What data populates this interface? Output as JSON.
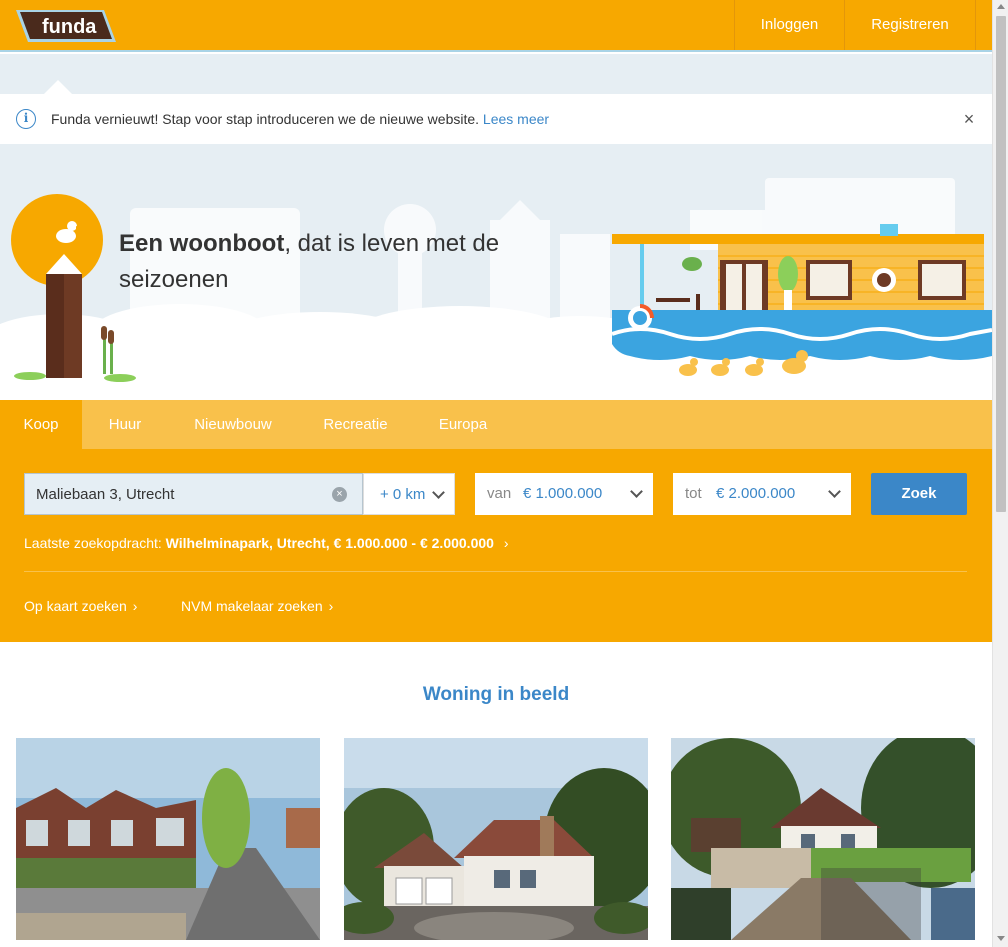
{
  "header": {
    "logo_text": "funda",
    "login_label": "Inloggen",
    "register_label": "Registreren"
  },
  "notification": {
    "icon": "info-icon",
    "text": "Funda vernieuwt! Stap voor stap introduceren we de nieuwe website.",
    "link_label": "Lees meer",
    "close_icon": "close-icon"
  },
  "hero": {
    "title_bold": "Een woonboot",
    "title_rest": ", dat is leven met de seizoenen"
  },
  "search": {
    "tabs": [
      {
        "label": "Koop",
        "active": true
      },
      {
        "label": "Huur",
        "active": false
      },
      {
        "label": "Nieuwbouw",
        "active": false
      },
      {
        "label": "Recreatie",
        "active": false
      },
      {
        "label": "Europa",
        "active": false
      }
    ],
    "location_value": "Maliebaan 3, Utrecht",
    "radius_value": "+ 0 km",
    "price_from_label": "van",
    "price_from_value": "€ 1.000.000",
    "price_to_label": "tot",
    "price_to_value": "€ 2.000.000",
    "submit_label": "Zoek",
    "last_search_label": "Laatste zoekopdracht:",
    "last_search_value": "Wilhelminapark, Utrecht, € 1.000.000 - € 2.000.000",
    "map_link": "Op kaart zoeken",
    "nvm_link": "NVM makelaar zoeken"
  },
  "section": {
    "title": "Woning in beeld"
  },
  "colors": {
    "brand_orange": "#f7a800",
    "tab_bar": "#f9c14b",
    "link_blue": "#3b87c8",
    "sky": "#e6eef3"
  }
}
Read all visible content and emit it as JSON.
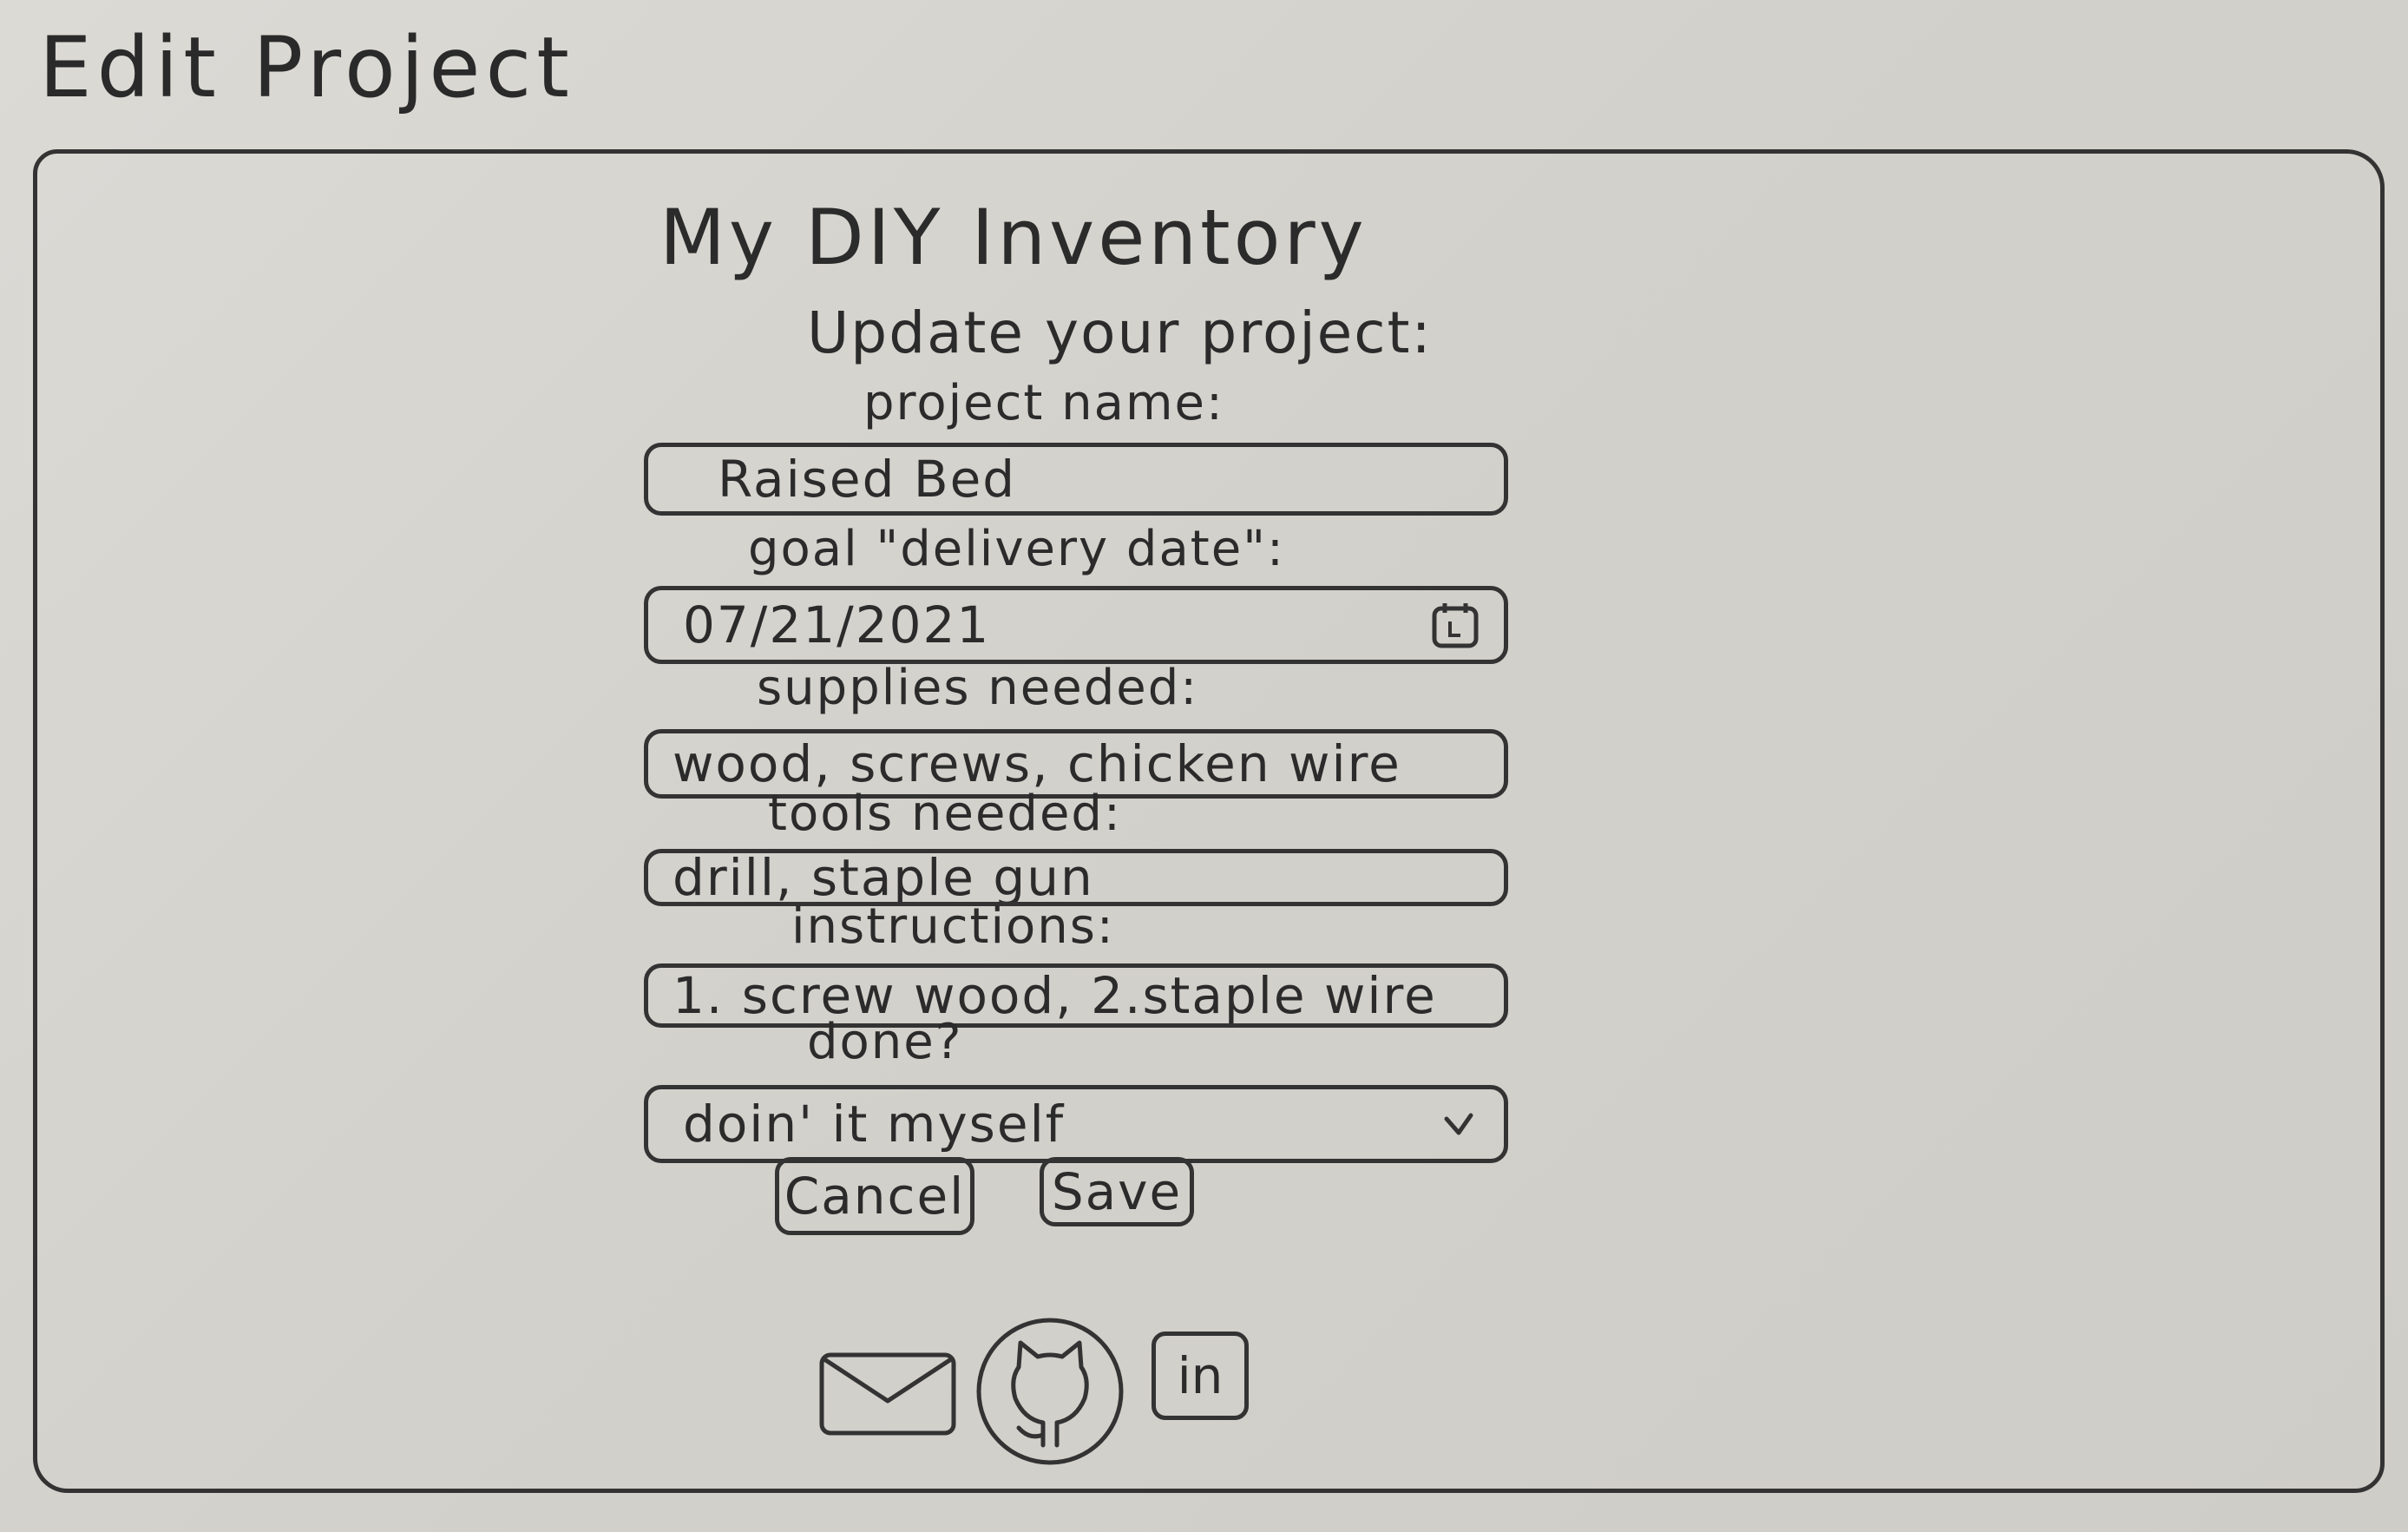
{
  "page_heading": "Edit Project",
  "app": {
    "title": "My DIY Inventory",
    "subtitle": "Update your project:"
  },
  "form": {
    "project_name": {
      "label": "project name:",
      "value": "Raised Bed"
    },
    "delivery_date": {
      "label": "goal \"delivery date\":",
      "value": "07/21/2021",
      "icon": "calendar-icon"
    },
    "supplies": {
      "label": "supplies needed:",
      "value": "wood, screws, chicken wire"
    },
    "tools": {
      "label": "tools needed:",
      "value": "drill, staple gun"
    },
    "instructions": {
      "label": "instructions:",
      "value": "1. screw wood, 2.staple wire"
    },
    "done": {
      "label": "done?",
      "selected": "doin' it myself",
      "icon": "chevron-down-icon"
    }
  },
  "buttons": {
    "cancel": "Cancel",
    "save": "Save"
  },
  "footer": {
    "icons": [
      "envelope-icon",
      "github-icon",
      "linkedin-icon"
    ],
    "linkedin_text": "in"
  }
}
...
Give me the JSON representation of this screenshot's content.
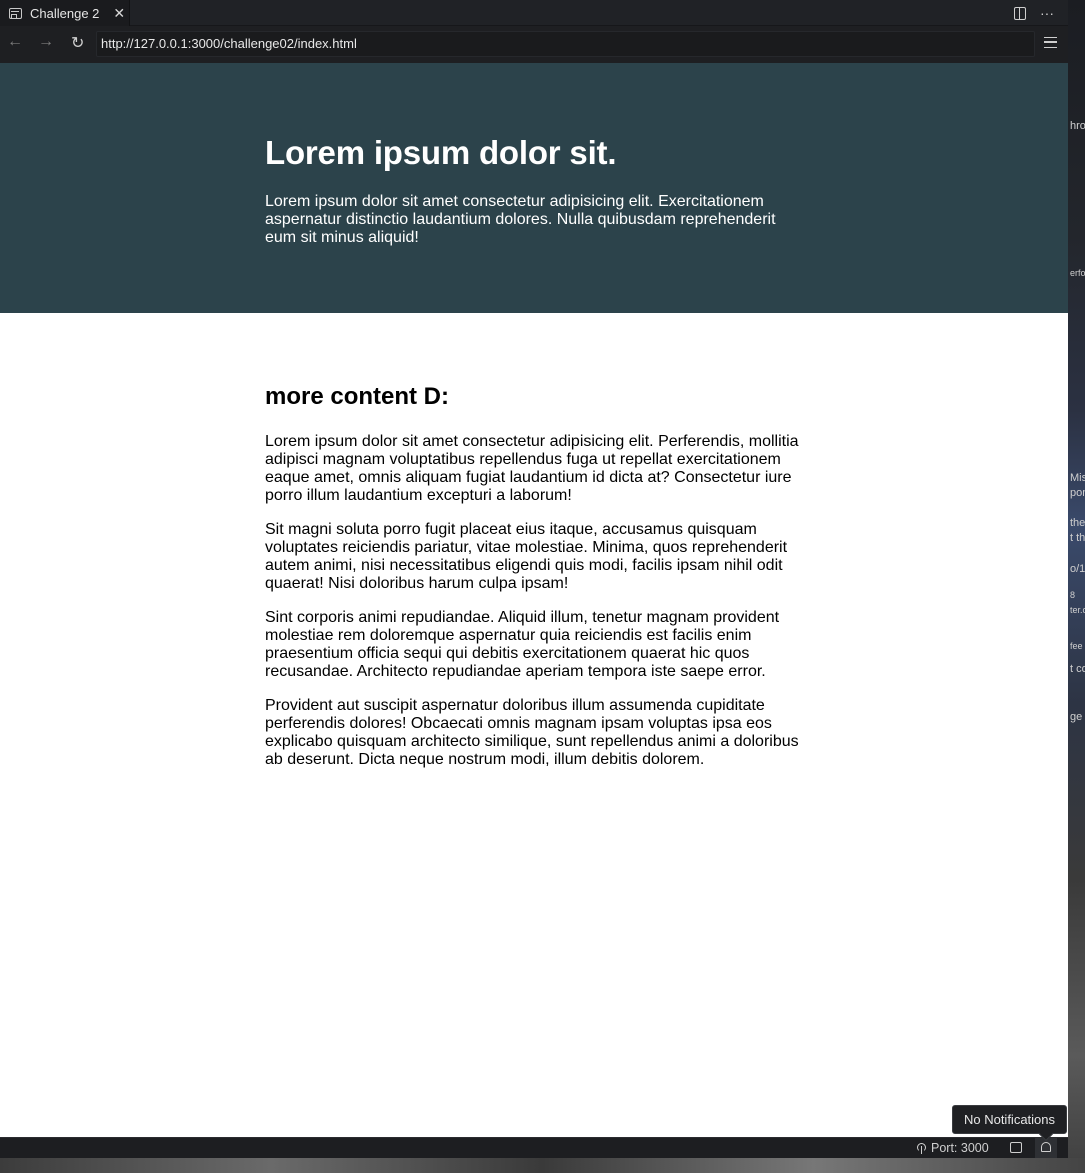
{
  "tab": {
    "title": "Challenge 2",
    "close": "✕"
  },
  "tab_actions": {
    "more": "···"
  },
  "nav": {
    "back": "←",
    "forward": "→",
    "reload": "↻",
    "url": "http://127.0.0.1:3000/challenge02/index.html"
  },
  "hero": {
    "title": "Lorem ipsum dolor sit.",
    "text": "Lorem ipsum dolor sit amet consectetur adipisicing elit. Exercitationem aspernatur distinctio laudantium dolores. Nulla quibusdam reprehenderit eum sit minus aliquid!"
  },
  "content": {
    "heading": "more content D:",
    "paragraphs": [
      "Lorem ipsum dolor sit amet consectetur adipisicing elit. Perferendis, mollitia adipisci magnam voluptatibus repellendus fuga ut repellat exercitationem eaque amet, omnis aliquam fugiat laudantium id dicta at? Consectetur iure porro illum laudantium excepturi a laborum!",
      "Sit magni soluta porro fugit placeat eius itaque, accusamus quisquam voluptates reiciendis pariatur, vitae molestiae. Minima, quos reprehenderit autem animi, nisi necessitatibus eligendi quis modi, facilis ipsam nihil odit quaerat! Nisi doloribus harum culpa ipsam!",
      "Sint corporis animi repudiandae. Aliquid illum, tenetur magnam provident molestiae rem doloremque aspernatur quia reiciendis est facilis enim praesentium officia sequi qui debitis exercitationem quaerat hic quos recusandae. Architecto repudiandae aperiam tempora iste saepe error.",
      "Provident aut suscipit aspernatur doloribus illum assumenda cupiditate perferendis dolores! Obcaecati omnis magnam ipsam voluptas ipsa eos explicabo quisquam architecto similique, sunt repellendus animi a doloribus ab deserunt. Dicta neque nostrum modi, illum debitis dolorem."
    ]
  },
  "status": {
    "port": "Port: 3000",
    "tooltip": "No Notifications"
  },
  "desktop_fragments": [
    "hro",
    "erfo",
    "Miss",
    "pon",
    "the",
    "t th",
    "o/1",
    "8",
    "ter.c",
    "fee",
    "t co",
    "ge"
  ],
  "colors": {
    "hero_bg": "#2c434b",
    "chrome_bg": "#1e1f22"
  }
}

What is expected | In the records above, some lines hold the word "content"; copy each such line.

Task answer |
Read all visible content and emit it as JSON.
Give me the JSON representation of this screenshot's content.
  "content": {
    "heading": "more content D:",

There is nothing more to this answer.